lunes, 15 de abril de 2013

Yutaka Takanashi: Towards the City

Yutaka Takanashi’s Toshi-e (Towards the City) is a landmark two-volume set of books from one one of the founders of the avant-garde Japanese magazine Provoke. Published in 1974 and considered the most luxurious of all of the Provoke era publications, its brooding, pessimistic tone describes the state of contemporary life in an unnamed city in Japan undergoing economic and industrial change. Books on Books 6 reproduces all one hundred sixteen black and white photographs that make up the two volumes. Photographer, writer and book historian Gerry Badger, contributes an essay called Image of the City - Yutaka Takanashi's Toshi-e.

Takanashi's book was published in 1974, the "year of the oil crisis", and the images are about economics, consumption, urban society, and the tensions between free flung consumerism and the resulting price to be paid down the road. Many of the images were in fact taken by Takanashi through the open sunroof of his car while speeding down the road. In his essay for the book,Gerry Badger describes the images as "Robert Frank or William Klein on speed." These are not the careful, quiet studies of Lewis Baltz, Frank Gohlke, Robert Adams, or the other New Topographers who were photographing the man-altered landscapes of America during the same period that Takanashi was recording urban Japan. I like the subtle similarities versus differences that involve the Japanese and American responses to urban landscapes during a time period when both countries were still deeply enmeshed in a post-war economic and political relationship, what Badger describes as schizophrenic (from Japan's point of view).

"By the way,just as I was working on this series,two conflicting creatures settled into my body.One is a 'hunter of images', aiming exclusively to shoot down the invisible, and the other is a 'scrap picker' who can only believe in what is visible"

Here Takanashi is talking about the dichotomy that many photographers feel.John Szarkowsky  characterized it as 'mirrors' and 'windows', whether one uses the camera as a transparent window on the world, or as a mirror to reflect back oneself.It's the old pull between the objective and to the subjective, the documentary as opposed to the expressive, the prosaic versus the poetic.

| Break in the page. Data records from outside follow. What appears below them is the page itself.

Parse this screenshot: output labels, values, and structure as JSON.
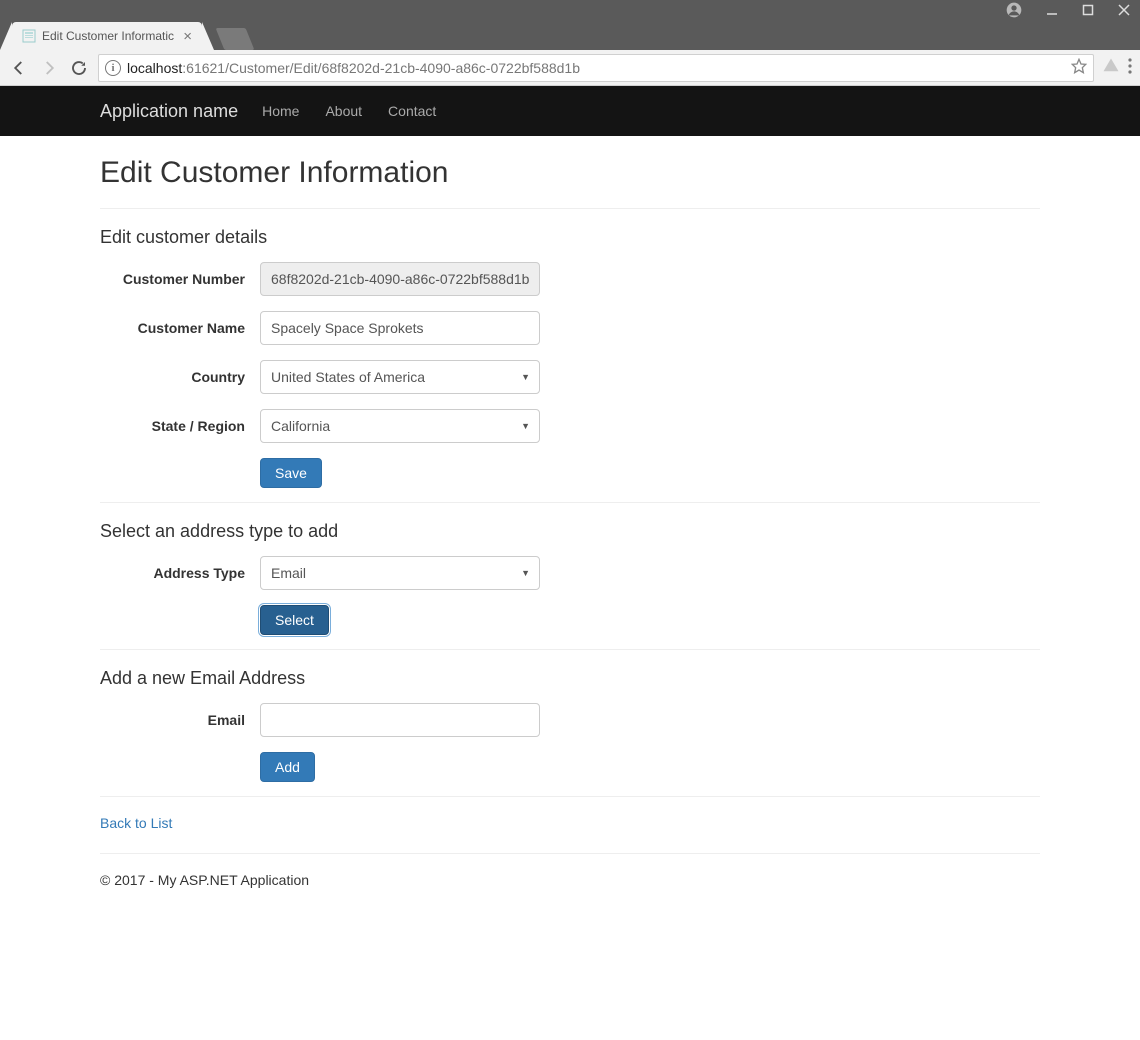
{
  "window": {
    "tab_title": "Edit Customer Informatic"
  },
  "browser": {
    "url_host": "localhost",
    "url_port": ":61621",
    "url_path": "/Customer/Edit/68f8202d-21cb-4090-a86c-0722bf588d1b"
  },
  "navbar": {
    "brand": "Application name",
    "links": [
      "Home",
      "About",
      "Contact"
    ]
  },
  "page": {
    "title": "Edit Customer Information"
  },
  "section_details": {
    "heading": "Edit customer details",
    "fields": {
      "customer_number_label": "Customer Number",
      "customer_number_value": "68f8202d-21cb-4090-a86c-0722bf588d1b",
      "customer_name_label": "Customer Name",
      "customer_name_value": "Spacely Space Sprokets",
      "country_label": "Country",
      "country_value": "United States of America",
      "region_label": "State / Region",
      "region_value": "California"
    },
    "save_label": "Save"
  },
  "section_address_type": {
    "heading": "Select an address type to add",
    "address_type_label": "Address Type",
    "address_type_value": "Email",
    "select_label": "Select"
  },
  "section_email": {
    "heading": "Add a new Email Address",
    "email_label": "Email",
    "email_value": "",
    "add_label": "Add"
  },
  "back_link": "Back to List",
  "footer": "© 2017 - My ASP.NET Application"
}
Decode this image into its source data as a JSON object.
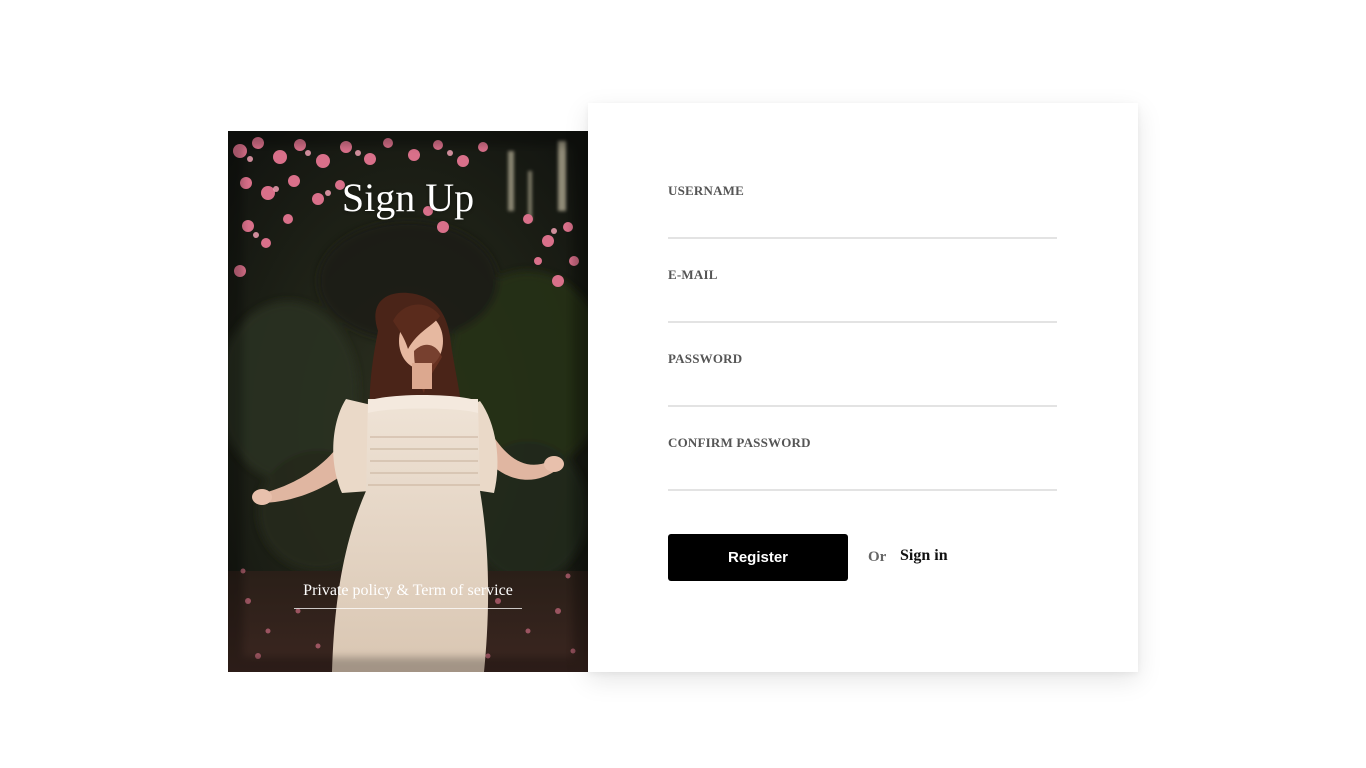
{
  "hero": {
    "title": "Sign Up",
    "policy_link": "Private policy & Term of service"
  },
  "form": {
    "fields": [
      {
        "label": "USERNAME",
        "value": ""
      },
      {
        "label": "E-MAIL",
        "value": ""
      },
      {
        "label": "PASSWORD",
        "value": ""
      },
      {
        "label": "CONFIRM PASSWORD",
        "value": ""
      }
    ],
    "register_label": "Register",
    "or_text": "Or",
    "signin_label": "Sign in"
  },
  "colors": {
    "button_bg": "#000000",
    "button_text": "#ffffff",
    "label": "#555555",
    "underline": "#e3e3e3"
  }
}
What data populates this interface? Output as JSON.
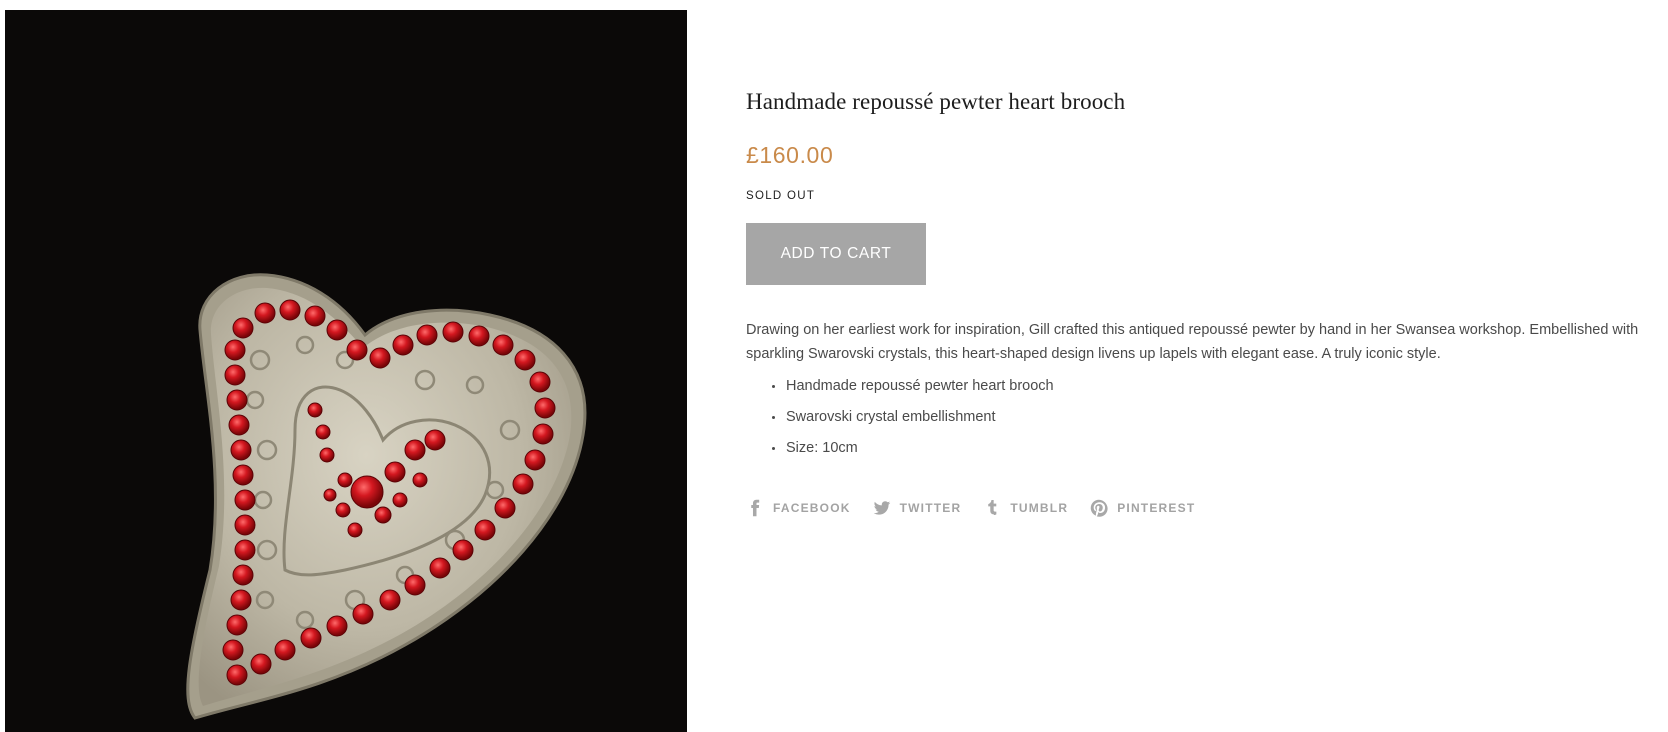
{
  "product": {
    "title": "Handmade repoussé pewter heart brooch",
    "price": "£160.00",
    "status": "SOLD OUT",
    "add_to_cart_label": "ADD TO CART",
    "description": "Drawing on her earliest work for inspiration, Gill crafted this antiqued repoussé pewter by hand in her Swansea workshop. Embellished with sparkling Swarovski crystals, this heart-shaped design livens up lapels with elegant ease. A truly iconic style.",
    "features": [
      "Handmade repoussé pewter heart brooch",
      "Swarovski crystal embellishment",
      "Size: 10cm"
    ]
  },
  "share": {
    "facebook": "FACEBOOK",
    "twitter": "TWITTER",
    "tumblr": "TUMBLR",
    "pinterest": "PINTEREST"
  },
  "colors": {
    "price": "#c98a4a",
    "button_bg": "#a6a6a6",
    "image_bg": "#0b0908",
    "crystal": "#c8161d",
    "pewter": "#c9c4b4"
  }
}
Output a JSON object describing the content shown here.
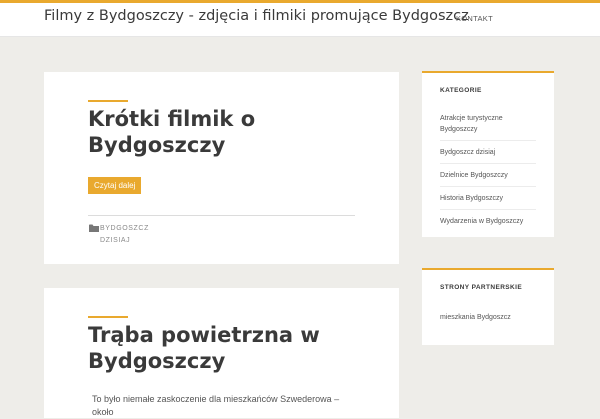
{
  "header": {
    "site_title": "Filmy z Bydgoszczy - zdjęcia i filmiki promujące Bydgoszcz",
    "nav": [
      "KONTAKT"
    ]
  },
  "posts": [
    {
      "title": "Krótki filmik o Bydgoszczy",
      "read_more": "Czytaj dalej",
      "category": "BYDGOSZCZ DZISIAJ",
      "category_icon": "folder-icon"
    },
    {
      "title": "Trąba powietrzna w Bydgoszczy",
      "excerpt": "To było niemałe zaskoczenie dla mieszkańców Szwederowa – około"
    }
  ],
  "sidebar": {
    "categories": {
      "title": "KATEGORIE",
      "items": [
        "Atrakcje turystyczne Bydgoszczy",
        "Bydgoszcz dzisiaj",
        "Dzielnice Bydgoszczy",
        "Historia Bydgoszczy",
        "Wydarzenia w Bydgoszczy"
      ]
    },
    "partners": {
      "title": "STRONY PARTNERSKIE",
      "items": [
        "mieszkania Bydgoszcz"
      ]
    }
  },
  "colors": {
    "accent": "#e9a92e",
    "background": "#eeede9",
    "card": "#ffffff",
    "text": "#3a3a3a"
  }
}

Takanashi's Toshi-e (Towards the City) by Errata Editions.
Photographs by Yutaka Takanashi

Takanashi's Toshi-e (Towards the City) book